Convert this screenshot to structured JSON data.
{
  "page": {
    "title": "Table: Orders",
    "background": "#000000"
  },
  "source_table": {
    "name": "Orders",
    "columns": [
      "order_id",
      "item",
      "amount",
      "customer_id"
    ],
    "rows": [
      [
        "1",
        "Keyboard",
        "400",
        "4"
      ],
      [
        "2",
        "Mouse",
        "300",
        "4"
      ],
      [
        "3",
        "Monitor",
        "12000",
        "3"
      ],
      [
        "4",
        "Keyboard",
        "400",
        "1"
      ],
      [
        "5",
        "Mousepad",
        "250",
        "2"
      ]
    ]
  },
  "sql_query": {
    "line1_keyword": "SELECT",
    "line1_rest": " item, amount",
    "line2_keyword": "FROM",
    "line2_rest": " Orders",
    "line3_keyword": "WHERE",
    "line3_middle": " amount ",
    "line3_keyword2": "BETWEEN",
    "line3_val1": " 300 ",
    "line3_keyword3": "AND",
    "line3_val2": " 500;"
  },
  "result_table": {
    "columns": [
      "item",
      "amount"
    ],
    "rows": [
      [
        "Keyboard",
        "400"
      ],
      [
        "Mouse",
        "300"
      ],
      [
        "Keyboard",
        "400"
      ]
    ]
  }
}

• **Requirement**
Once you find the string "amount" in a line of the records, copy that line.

• **Answer for the task**
      "amount",
    "line1_rest": " item, amount",
    "line3_middle": " amount ",
      "amount"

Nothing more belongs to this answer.